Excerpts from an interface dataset
* * *
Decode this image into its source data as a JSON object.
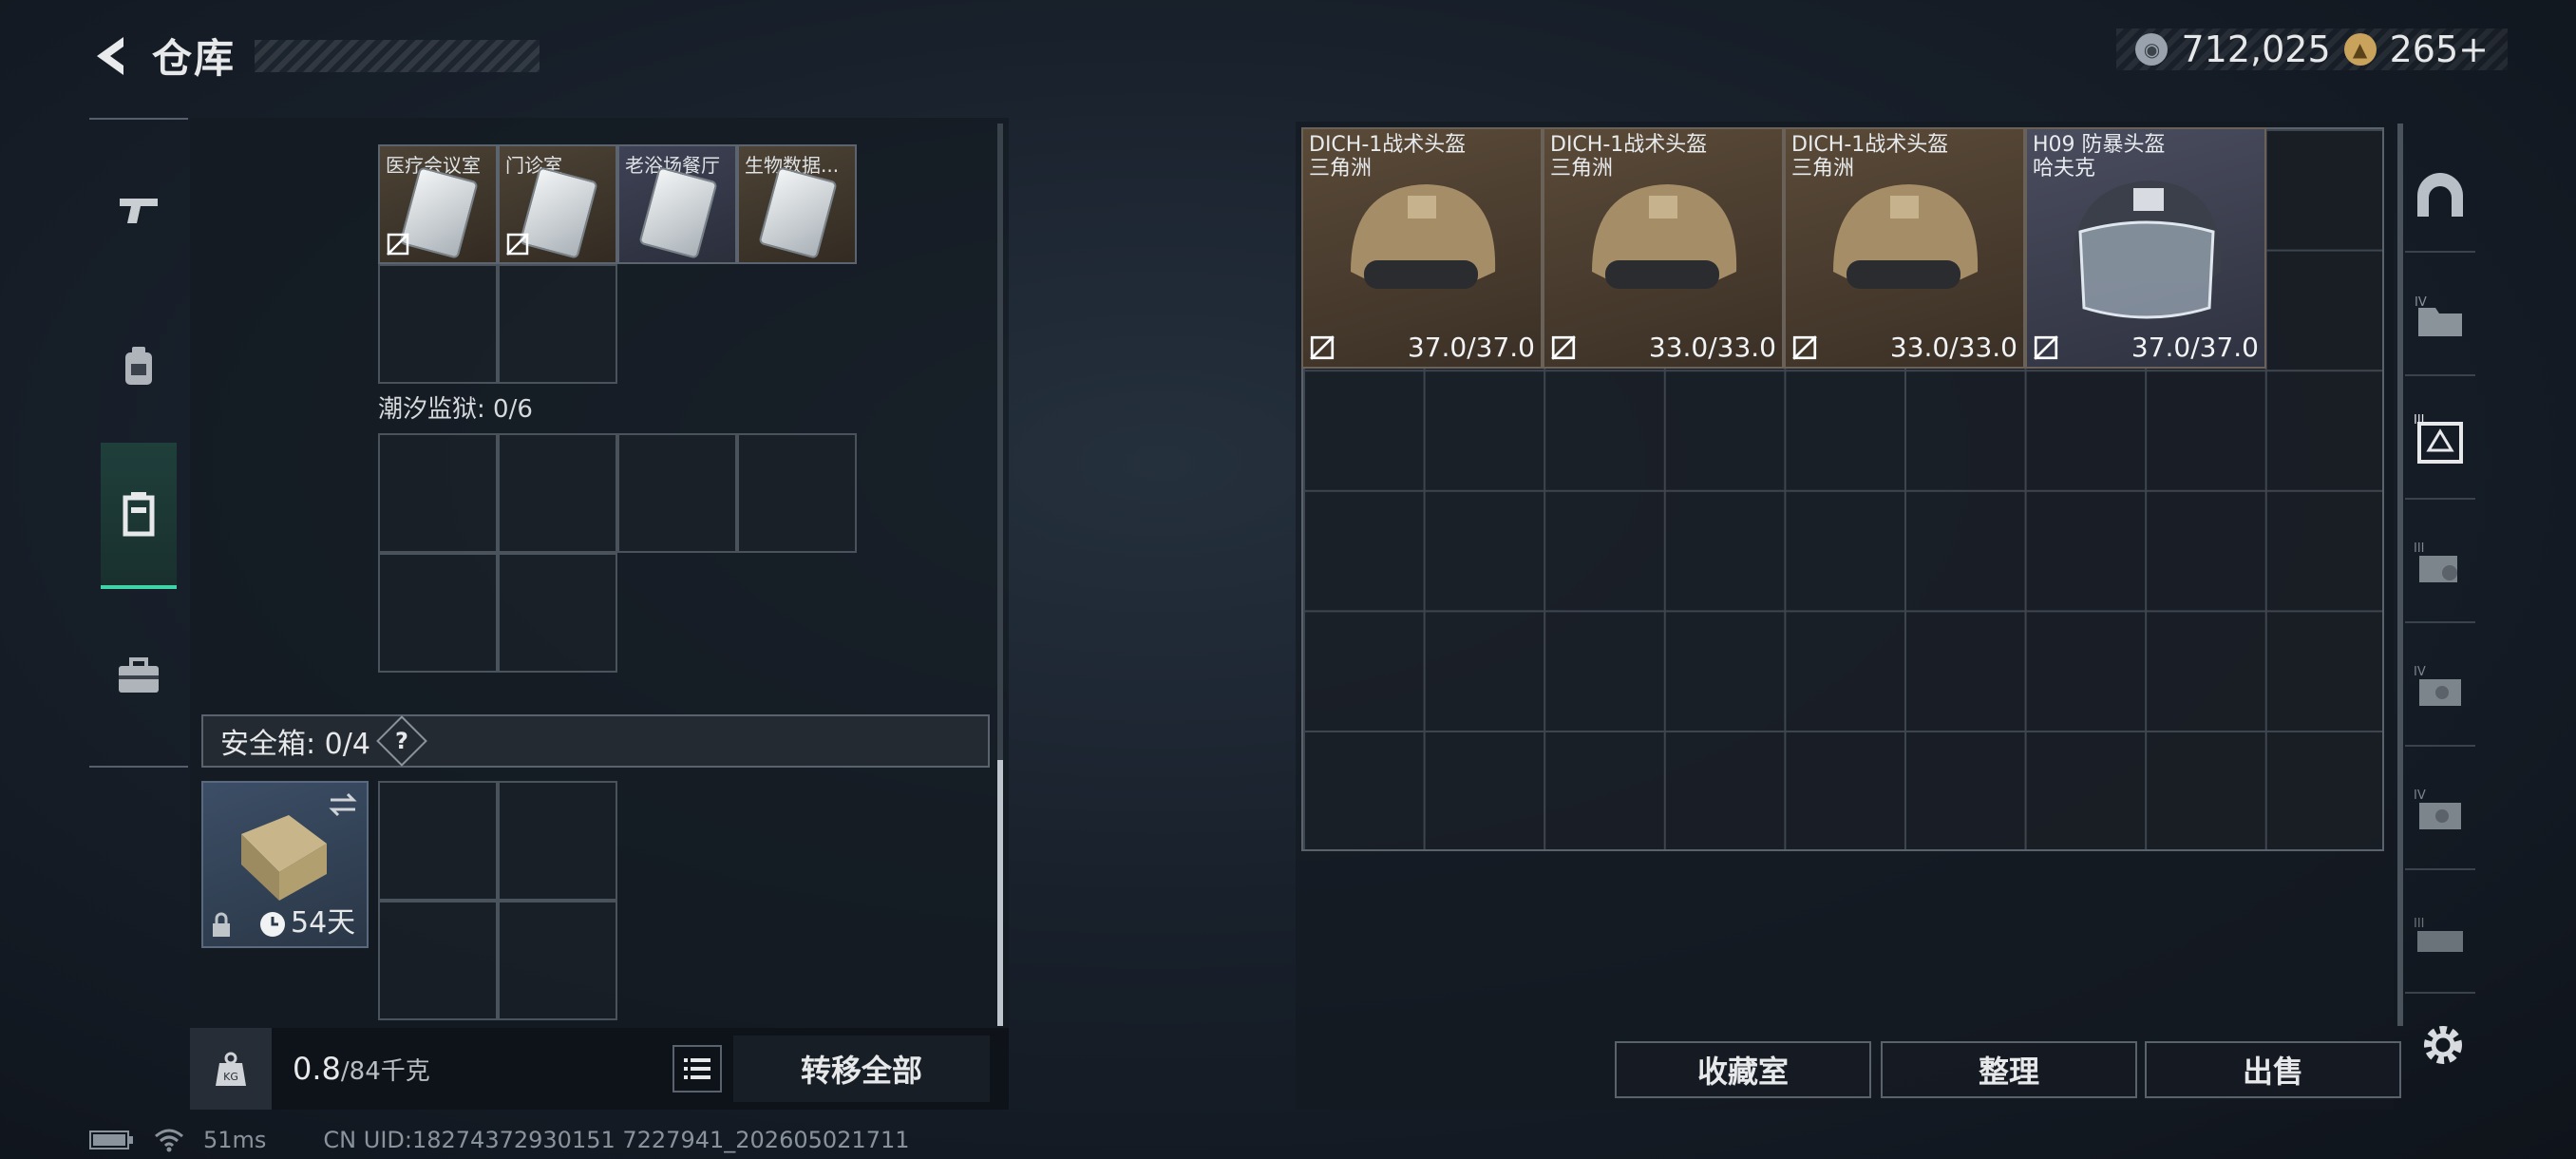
{
  "header": {
    "title": "仓库"
  },
  "currency": {
    "silver": "712,025",
    "gold": "265+"
  },
  "left_rail": {
    "items": [
      "weapon",
      "backpack",
      "vest",
      "toolbox"
    ],
    "active": 2
  },
  "left_panel": {
    "top_items": [
      "医疗会议室",
      "门诊室",
      "老浴场餐厅",
      "生物数据..."
    ],
    "section2_title": "潮汐监狱: 0/6",
    "safebox_title": "安全箱: 0/4",
    "help_symbol": "?",
    "safe_item_days": "54天",
    "weight_value": "0.8",
    "weight_max": "/84千克",
    "transfer_all": "转移全部"
  },
  "helmets": [
    {
      "name": "DICH-1战术头盔",
      "map": "三角洲",
      "durability": "37.0/37.0"
    },
    {
      "name": "DICH-1战术头盔",
      "map": "三角洲",
      "durability": "33.0/33.0"
    },
    {
      "name": "DICH-1战术头盔",
      "map": "三角洲",
      "durability": "33.0/33.0"
    },
    {
      "name": "H09 防暴头盔",
      "map": "哈夫克",
      "durability": "37.0/37.0"
    }
  ],
  "buttons": {
    "collection": "收藏室",
    "organize": "整理",
    "sell": "出售"
  },
  "status_bar": {
    "ping": "51ms",
    "uid": "CN UID:18274372930151 7227941_202605021711"
  },
  "colors": {
    "accent": "#3fd5a8",
    "background": "#18202b"
  }
}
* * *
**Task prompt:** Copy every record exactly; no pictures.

**Answer box:**
Decode this image into its source data as a JSON object.
{
  "header": {
    "title": "仓库"
  },
  "currency": {
    "silver": "712,025",
    "gold": "265+"
  },
  "left_rail": {
    "items": [
      "weapon",
      "backpack",
      "vest",
      "toolbox"
    ],
    "active": 2
  },
  "left_panel": {
    "top_items": [
      "医疗会议室",
      "门诊室",
      "老浴场餐厅",
      "生物数据..."
    ],
    "section2_title": "潮汐监狱: 0/6",
    "safebox_title": "安全箱: 0/4",
    "help_symbol": "?",
    "safe_item_days": "54天",
    "weight_value": "0.8",
    "weight_max": "/84千克",
    "transfer_all": "转移全部"
  },
  "helmets": [
    {
      "name": "DICH-1战术头盔",
      "map": "三角洲",
      "durability": "37.0/37.0"
    },
    {
      "name": "DICH-1战术头盔",
      "map": "三角洲",
      "durability": "33.0/33.0"
    },
    {
      "name": "DICH-1战术头盔",
      "map": "三角洲",
      "durability": "33.0/33.0"
    },
    {
      "name": "H09 防暴头盔",
      "map": "哈夫克",
      "durability": "37.0/37.0"
    }
  ],
  "buttons": {
    "collection": "收藏室",
    "organize": "整理",
    "sell": "出售"
  },
  "status_bar": {
    "ping": "51ms",
    "uid": "CN UID:18274372930151 7227941_202605021711"
  },
  "colors": {
    "accent": "#3fd5a8",
    "background": "#18202b"
  }
}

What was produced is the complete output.